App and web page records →
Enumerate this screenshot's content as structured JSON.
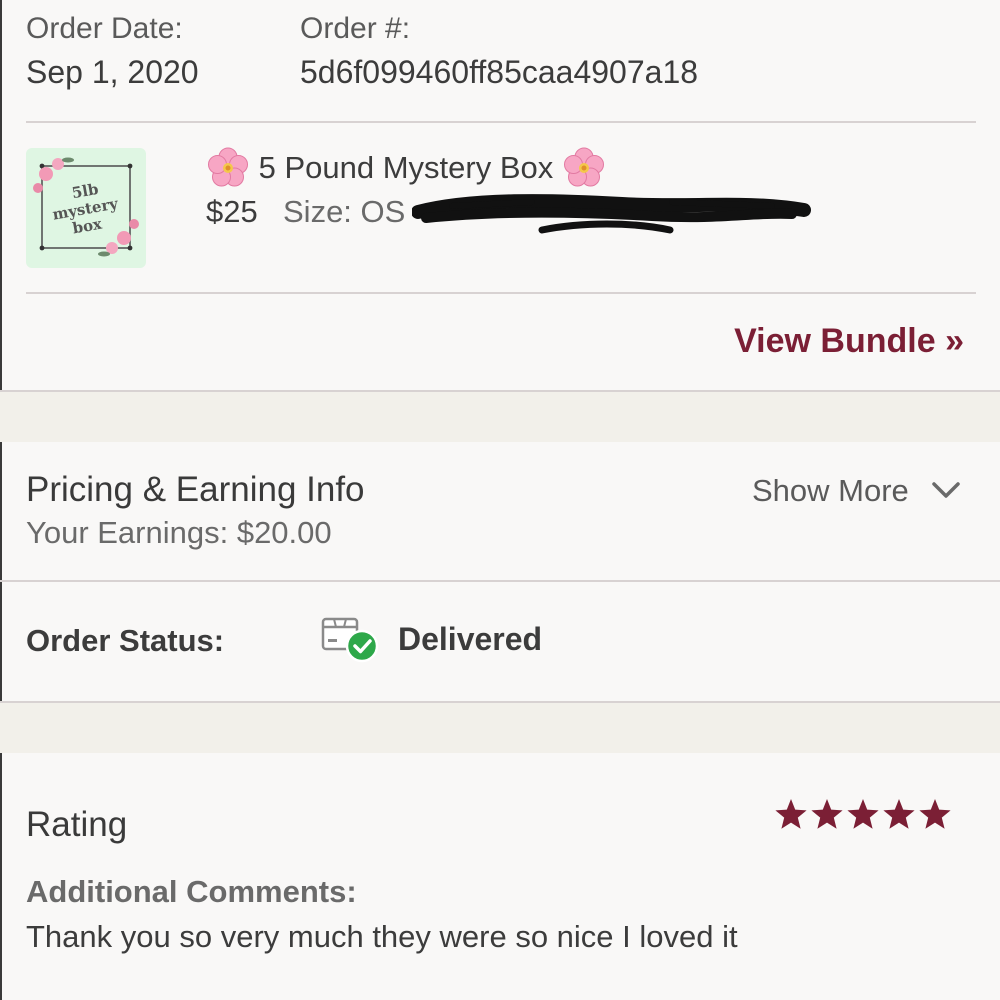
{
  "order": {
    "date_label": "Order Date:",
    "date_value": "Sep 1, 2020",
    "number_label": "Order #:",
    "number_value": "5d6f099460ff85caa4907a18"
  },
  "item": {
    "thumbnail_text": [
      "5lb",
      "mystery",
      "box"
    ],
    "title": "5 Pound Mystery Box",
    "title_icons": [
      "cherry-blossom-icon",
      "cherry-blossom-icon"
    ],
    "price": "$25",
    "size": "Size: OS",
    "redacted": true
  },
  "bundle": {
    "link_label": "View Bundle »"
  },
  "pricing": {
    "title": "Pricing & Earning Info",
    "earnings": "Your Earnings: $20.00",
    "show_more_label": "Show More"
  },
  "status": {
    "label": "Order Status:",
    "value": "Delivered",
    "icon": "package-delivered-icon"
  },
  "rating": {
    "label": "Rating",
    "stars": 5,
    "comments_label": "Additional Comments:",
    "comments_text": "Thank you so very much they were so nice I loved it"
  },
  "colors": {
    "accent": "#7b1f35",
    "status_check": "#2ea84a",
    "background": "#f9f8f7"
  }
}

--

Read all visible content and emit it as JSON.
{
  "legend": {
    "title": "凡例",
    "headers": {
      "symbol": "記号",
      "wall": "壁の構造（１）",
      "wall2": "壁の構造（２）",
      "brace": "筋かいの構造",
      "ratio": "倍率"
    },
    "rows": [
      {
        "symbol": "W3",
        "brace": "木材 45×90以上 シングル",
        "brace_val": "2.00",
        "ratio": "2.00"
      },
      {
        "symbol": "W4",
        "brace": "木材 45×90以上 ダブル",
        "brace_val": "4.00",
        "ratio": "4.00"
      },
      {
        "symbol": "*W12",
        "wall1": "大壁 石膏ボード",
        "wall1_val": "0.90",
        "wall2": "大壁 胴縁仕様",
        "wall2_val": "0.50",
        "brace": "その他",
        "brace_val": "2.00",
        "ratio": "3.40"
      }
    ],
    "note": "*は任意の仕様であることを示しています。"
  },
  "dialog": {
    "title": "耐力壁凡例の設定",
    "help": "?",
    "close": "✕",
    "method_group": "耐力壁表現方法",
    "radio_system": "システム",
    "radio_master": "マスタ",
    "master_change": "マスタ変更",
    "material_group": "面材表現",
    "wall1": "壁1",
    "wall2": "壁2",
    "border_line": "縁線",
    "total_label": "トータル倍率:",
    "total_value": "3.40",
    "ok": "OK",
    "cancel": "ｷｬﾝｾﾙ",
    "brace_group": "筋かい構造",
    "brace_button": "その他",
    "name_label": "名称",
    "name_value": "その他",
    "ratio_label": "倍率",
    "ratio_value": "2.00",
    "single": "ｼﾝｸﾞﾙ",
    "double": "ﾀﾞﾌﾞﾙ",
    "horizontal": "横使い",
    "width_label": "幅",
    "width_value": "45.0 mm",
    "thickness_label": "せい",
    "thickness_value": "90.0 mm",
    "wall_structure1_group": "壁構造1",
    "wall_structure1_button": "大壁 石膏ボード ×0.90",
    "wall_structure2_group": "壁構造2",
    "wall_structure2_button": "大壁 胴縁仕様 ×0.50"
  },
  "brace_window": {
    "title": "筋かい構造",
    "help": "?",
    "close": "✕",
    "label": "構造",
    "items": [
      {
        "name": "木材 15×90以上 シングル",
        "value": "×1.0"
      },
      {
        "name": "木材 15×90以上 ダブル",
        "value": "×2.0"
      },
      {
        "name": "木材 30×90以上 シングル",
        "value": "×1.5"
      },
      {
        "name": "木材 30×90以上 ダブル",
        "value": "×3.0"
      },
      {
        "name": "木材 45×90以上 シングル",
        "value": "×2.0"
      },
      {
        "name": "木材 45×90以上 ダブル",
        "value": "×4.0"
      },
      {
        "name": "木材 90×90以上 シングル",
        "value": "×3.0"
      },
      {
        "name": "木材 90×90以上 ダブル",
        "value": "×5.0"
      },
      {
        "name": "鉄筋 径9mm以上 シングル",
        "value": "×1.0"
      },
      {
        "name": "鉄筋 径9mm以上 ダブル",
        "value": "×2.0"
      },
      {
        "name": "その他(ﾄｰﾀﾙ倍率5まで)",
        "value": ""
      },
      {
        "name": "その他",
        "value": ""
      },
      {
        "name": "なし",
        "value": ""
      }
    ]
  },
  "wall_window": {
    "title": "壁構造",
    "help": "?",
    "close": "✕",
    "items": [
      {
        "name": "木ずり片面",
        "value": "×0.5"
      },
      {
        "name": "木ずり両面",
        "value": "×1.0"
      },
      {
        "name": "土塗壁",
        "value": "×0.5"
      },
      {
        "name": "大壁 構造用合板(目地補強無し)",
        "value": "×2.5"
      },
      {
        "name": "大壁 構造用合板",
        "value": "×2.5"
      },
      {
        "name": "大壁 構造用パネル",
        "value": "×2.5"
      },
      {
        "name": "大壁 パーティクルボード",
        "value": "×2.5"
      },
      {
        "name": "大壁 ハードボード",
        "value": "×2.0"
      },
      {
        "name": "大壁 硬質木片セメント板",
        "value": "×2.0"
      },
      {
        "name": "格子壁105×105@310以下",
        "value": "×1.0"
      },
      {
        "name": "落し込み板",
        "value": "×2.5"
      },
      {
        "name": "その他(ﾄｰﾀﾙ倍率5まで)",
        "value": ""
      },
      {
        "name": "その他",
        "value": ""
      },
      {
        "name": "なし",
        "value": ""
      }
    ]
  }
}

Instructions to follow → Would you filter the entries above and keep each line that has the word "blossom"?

Written response →
      "cherry-blossom-icon",
      "cherry-blossom-icon"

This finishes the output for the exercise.